DATA PROVIDED Block Start
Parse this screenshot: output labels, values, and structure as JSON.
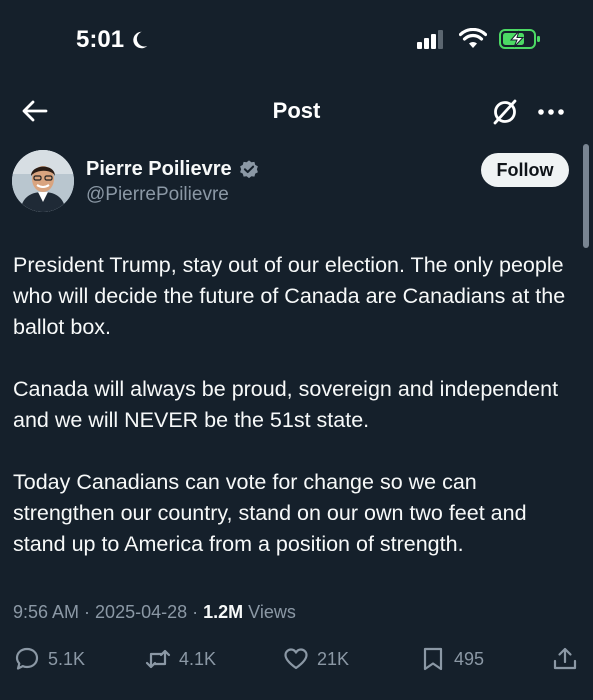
{
  "status_bar": {
    "time": "5:01"
  },
  "header": {
    "title": "Post"
  },
  "author": {
    "name": "Pierre Poilievre",
    "handle": "@PierrePoilievre",
    "follow_label": "Follow"
  },
  "post": {
    "paragraphs": [
      "President Trump, stay out of our election. The only people who will decide the future of Canada are Canadians at the ballot box.",
      "Canada will always be proud, sovereign and independent and we will NEVER be the 51st state.",
      "Today Canadians can vote for change so we can strengthen our country, stand on our own two feet and stand up to America from a position of strength."
    ],
    "time": "9:56 AM",
    "date": "2025-04-28",
    "separator": " · ",
    "views_count": "1.2M",
    "views_label": "Views"
  },
  "actions": {
    "replies": "5.1K",
    "reposts": "4.1K",
    "likes": "21K",
    "bookmarks": "495"
  },
  "colors": {
    "background": "#15202b",
    "text": "#f7f9f9",
    "muted": "#8b98a5",
    "verified": "#8b98a5",
    "battery": "#4cd964"
  }
}
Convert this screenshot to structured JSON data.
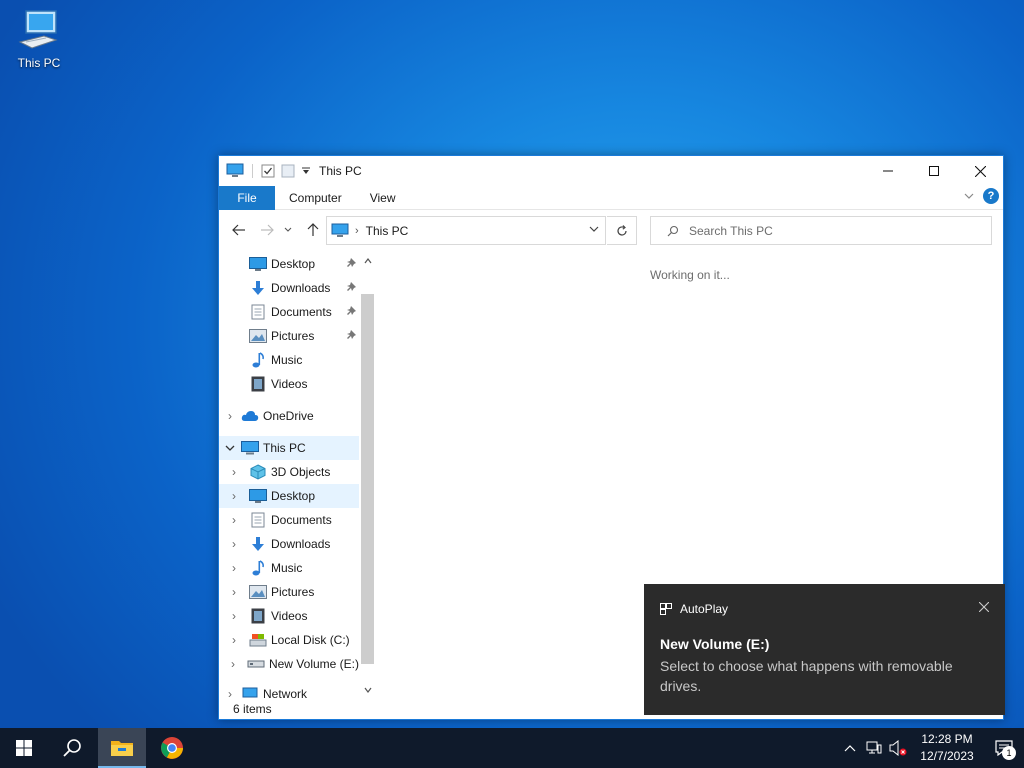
{
  "desktop": {
    "icon_label": "This PC"
  },
  "window": {
    "title": "This PC",
    "ribbon": {
      "tabs": [
        "File",
        "Computer",
        "View"
      ],
      "help": "?"
    },
    "address": {
      "path": "This PC"
    },
    "search": {
      "placeholder": "Search This PC"
    },
    "nav": {
      "quick_access": [
        {
          "label": "Desktop",
          "icon": "desktop-icon",
          "pinned": true
        },
        {
          "label": "Downloads",
          "icon": "downloads-icon",
          "pinned": true
        },
        {
          "label": "Documents",
          "icon": "documents-icon",
          "pinned": true
        },
        {
          "label": "Pictures",
          "icon": "pictures-icon",
          "pinned": true
        },
        {
          "label": "Music",
          "icon": "music-icon",
          "pinned": false
        },
        {
          "label": "Videos",
          "icon": "videos-icon",
          "pinned": false
        }
      ],
      "onedrive": "OneDrive",
      "this_pc": "This PC",
      "this_pc_children": [
        {
          "label": "3D Objects",
          "icon": "3d-objects-icon"
        },
        {
          "label": "Desktop",
          "icon": "desktop-icon"
        },
        {
          "label": "Documents",
          "icon": "documents-icon"
        },
        {
          "label": "Downloads",
          "icon": "downloads-icon"
        },
        {
          "label": "Music",
          "icon": "music-icon"
        },
        {
          "label": "Pictures",
          "icon": "pictures-icon"
        },
        {
          "label": "Videos",
          "icon": "videos-icon"
        },
        {
          "label": "Local Disk (C:)",
          "icon": "local-disk-icon"
        },
        {
          "label": "New Volume (E:)",
          "icon": "removable-drive-icon"
        }
      ],
      "network": "Network"
    },
    "content_message": "Working on it...",
    "status": "6 items"
  },
  "toast": {
    "app": "AutoPlay",
    "title": "New Volume (E:)",
    "body": "Select to choose what happens with removable drives."
  },
  "taskbar": {
    "time": "12:28 PM",
    "date": "12/7/2023",
    "notification_count": "1"
  },
  "colors": {
    "accent": "#1979ca",
    "selection": "#e5f3ff",
    "taskbar": "#0f1a2b",
    "toast": "#2b2b2b"
  }
}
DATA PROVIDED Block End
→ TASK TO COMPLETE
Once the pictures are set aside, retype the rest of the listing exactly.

→ EXERCISE ANSWER
Parse this screenshot: output labels, values, and structure as JSON.
{
  "status_bar": {
    "time": "5:01"
  },
  "header": {
    "title": "Post"
  },
  "author": {
    "name": "Pierre Poilievre",
    "handle": "@PierrePoilievre",
    "follow_label": "Follow"
  },
  "post": {
    "paragraphs": [
      "President Trump, stay out of our election. The only people who will decide the future of Canada are Canadians at the ballot box.",
      "Canada will always be proud, sovereign and independent and we will NEVER be the 51st state.",
      "Today Canadians can vote for change so we can strengthen our country, stand on our own two feet and stand up to America from a position of strength."
    ],
    "time": "9:56 AM",
    "date": "2025-04-28",
    "separator": " · ",
    "views_count": "1.2M",
    "views_label": "Views"
  },
  "actions": {
    "replies": "5.1K",
    "reposts": "4.1K",
    "likes": "21K",
    "bookmarks": "495"
  },
  "colors": {
    "background": "#15202b",
    "text": "#f7f9f9",
    "muted": "#8b98a5",
    "verified": "#8b98a5",
    "battery": "#4cd964"
  }
}
Convert this screenshot to structured JSON data.
{
  "desktop": {
    "icon_label": "This PC"
  },
  "window": {
    "title": "This PC",
    "ribbon": {
      "tabs": [
        "File",
        "Computer",
        "View"
      ],
      "help": "?"
    },
    "address": {
      "path": "This PC"
    },
    "search": {
      "placeholder": "Search This PC"
    },
    "nav": {
      "quick_access": [
        {
          "label": "Desktop",
          "icon": "desktop-icon",
          "pinned": true
        },
        {
          "label": "Downloads",
          "icon": "downloads-icon",
          "pinned": true
        },
        {
          "label": "Documents",
          "icon": "documents-icon",
          "pinned": true
        },
        {
          "label": "Pictures",
          "icon": "pictures-icon",
          "pinned": true
        },
        {
          "label": "Music",
          "icon": "music-icon",
          "pinned": false
        },
        {
          "label": "Videos",
          "icon": "videos-icon",
          "pinned": false
        }
      ],
      "onedrive": "OneDrive",
      "this_pc": "This PC",
      "this_pc_children": [
        {
          "label": "3D Objects",
          "icon": "3d-objects-icon"
        },
        {
          "label": "Desktop",
          "icon": "desktop-icon"
        },
        {
          "label": "Documents",
          "icon": "documents-icon"
        },
        {
          "label": "Downloads",
          "icon": "downloads-icon"
        },
        {
          "label": "Music",
          "icon": "music-icon"
        },
        {
          "label": "Pictures",
          "icon": "pictures-icon"
        },
        {
          "label": "Videos",
          "icon": "videos-icon"
        },
        {
          "label": "Local Disk (C:)",
          "icon": "local-disk-icon"
        },
        {
          "label": "New Volume (E:)",
          "icon": "removable-drive-icon"
        }
      ],
      "network": "Network"
    },
    "content_message": "Working on it...",
    "status": "6 items"
  },
  "toast": {
    "app": "AutoPlay",
    "title": "New Volume (E:)",
    "body": "Select to choose what happens with removable drives."
  },
  "taskbar": {
    "time": "12:28 PM",
    "date": "12/7/2023",
    "notification_count": "1"
  },
  "colors": {
    "accent": "#1979ca",
    "selection": "#e5f3ff",
    "taskbar": "#0f1a2b",
    "toast": "#2b2b2b"
  }
}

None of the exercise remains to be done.